[[ Extracted records open ]]

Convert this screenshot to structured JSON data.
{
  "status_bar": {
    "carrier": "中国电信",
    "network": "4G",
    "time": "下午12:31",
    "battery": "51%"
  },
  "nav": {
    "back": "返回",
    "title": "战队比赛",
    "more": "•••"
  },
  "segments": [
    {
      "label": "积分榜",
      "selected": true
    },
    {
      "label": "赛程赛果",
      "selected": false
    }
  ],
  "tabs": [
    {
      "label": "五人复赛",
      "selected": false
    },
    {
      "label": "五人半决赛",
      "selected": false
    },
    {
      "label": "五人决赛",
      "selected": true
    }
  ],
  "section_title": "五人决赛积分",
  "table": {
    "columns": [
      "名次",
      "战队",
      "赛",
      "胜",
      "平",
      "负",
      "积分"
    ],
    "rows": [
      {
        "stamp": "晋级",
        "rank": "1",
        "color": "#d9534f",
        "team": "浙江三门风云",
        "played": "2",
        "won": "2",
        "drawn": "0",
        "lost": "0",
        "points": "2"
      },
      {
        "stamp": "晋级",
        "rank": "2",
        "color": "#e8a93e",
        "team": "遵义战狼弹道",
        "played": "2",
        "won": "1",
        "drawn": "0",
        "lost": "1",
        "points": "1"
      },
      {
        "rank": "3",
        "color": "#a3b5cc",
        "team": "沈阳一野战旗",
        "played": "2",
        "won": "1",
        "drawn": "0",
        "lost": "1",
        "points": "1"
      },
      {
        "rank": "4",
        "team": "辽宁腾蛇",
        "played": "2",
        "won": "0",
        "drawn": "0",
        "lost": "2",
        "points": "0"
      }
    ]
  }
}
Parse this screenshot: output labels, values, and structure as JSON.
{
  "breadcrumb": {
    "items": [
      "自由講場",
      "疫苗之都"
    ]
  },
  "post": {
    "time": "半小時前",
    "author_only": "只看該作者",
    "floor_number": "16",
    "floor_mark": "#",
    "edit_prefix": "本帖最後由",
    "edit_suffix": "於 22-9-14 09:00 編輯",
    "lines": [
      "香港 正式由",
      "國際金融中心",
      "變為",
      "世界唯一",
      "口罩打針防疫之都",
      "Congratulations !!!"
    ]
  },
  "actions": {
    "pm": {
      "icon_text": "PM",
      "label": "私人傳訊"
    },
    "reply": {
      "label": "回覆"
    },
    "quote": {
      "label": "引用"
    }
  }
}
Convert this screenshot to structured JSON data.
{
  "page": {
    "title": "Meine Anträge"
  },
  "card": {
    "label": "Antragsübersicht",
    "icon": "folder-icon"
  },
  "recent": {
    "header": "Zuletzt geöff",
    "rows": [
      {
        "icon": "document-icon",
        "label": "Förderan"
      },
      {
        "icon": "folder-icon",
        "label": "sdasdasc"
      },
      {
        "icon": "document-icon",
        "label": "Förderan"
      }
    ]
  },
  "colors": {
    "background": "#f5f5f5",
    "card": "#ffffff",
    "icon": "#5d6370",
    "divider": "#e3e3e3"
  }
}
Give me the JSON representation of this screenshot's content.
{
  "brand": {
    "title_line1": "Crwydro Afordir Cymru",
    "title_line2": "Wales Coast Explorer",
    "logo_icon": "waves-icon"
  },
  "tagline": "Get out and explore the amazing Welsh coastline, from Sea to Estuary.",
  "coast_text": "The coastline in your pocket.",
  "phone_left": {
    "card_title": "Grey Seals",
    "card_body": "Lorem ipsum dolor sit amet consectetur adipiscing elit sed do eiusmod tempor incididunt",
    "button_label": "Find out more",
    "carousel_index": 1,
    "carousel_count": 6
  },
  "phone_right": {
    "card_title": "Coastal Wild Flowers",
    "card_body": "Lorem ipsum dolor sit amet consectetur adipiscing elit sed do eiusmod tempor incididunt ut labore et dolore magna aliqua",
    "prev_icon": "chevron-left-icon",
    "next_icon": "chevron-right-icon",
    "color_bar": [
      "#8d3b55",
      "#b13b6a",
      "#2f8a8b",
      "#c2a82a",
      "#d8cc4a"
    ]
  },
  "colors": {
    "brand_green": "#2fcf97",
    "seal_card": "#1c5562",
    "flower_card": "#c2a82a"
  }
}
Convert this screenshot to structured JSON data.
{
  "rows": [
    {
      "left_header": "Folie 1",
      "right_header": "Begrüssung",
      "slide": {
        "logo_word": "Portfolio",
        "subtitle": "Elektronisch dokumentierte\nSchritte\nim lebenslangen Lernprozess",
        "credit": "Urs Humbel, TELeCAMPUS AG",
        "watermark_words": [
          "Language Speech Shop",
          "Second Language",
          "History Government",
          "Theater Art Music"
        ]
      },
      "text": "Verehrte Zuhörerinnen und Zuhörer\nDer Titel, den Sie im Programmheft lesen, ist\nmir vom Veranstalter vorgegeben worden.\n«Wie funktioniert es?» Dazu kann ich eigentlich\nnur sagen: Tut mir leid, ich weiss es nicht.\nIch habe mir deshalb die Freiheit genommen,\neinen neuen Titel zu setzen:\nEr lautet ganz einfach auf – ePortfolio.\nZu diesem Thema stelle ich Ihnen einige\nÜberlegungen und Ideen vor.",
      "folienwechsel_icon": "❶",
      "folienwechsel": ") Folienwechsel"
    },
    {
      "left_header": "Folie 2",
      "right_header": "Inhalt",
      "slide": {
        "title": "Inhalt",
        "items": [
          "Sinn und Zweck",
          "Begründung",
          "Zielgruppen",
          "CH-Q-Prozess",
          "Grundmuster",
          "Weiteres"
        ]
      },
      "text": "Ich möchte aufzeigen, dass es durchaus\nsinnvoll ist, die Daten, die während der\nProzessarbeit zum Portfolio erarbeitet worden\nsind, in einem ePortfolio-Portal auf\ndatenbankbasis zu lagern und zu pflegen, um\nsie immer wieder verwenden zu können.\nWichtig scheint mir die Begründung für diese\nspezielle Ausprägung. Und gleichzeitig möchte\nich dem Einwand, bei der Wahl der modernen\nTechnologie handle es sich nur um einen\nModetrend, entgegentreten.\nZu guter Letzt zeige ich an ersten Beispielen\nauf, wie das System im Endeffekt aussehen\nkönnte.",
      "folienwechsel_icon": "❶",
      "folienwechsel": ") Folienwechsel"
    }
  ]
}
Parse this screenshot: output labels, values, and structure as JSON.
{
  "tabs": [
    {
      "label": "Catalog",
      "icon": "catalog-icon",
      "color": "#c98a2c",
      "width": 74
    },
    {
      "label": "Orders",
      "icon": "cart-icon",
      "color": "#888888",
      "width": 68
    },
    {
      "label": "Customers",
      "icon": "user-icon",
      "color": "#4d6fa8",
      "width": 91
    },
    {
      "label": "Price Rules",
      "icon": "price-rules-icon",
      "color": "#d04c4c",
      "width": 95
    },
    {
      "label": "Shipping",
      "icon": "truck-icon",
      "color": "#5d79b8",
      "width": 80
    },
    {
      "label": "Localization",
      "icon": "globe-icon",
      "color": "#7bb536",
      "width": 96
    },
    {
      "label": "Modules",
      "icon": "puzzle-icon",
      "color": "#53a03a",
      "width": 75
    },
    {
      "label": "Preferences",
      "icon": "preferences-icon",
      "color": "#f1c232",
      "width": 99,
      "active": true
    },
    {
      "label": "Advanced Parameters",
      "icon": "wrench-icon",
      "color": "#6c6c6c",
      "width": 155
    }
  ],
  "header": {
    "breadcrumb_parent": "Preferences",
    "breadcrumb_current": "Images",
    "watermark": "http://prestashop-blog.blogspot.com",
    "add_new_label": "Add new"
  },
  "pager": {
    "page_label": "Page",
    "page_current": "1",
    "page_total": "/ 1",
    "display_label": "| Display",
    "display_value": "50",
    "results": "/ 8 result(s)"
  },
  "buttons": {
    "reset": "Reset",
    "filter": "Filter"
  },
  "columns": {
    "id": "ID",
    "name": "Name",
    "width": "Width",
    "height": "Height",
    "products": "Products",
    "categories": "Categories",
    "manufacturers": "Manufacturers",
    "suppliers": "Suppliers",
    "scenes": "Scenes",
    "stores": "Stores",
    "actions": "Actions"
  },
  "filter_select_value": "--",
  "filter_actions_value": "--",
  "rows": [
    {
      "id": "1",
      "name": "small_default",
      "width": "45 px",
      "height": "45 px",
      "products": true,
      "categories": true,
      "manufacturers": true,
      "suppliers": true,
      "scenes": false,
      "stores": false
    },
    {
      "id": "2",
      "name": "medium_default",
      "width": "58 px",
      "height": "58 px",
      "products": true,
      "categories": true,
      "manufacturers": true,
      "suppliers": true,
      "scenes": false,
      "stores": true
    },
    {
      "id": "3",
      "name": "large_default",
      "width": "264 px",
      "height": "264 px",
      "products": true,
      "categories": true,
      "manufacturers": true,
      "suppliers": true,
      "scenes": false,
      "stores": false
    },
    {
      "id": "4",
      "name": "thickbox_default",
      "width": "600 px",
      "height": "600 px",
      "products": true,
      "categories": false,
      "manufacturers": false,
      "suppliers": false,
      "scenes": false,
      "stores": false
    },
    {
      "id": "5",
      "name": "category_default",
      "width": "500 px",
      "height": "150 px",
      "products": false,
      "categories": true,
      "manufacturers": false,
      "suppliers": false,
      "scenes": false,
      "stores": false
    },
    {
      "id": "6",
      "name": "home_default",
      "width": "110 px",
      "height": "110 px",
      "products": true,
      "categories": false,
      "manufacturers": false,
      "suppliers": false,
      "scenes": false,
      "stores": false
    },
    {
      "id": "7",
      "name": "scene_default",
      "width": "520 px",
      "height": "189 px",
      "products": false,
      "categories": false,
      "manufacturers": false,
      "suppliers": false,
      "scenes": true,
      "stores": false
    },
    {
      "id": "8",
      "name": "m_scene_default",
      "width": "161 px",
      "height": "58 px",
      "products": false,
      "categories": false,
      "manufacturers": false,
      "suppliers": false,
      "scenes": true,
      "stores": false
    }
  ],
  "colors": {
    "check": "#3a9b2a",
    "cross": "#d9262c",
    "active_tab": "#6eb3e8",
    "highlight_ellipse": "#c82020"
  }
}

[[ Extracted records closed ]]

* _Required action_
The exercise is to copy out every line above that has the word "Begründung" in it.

* _Answer to this exercise_
          "Begründung",
      "text": "Ich möchte aufzeigen, dass es durchaus\nsinnvoll ist, die Daten, die während der\nProzessarbeit zum Portfolio erarbeitet worden\nsind, in einem ePortfolio-Portal auf\ndatenbankbasis zu lagern und zu pflegen, um\nsie immer wieder verwenden zu können.\nWichtig scheint mir die Begründung für diese\nspezielle Ausprägung. Und gleichzeitig möchte\nich dem Einwand, bei der Wahl der modernen\nTechnologie handle es sich nur um einen\nModetrend, entgegentreten.\nZu guter Letzt zeige ich an ersten Beispielen\nauf, wie das System im Endeffekt aussehen\nkönnte.",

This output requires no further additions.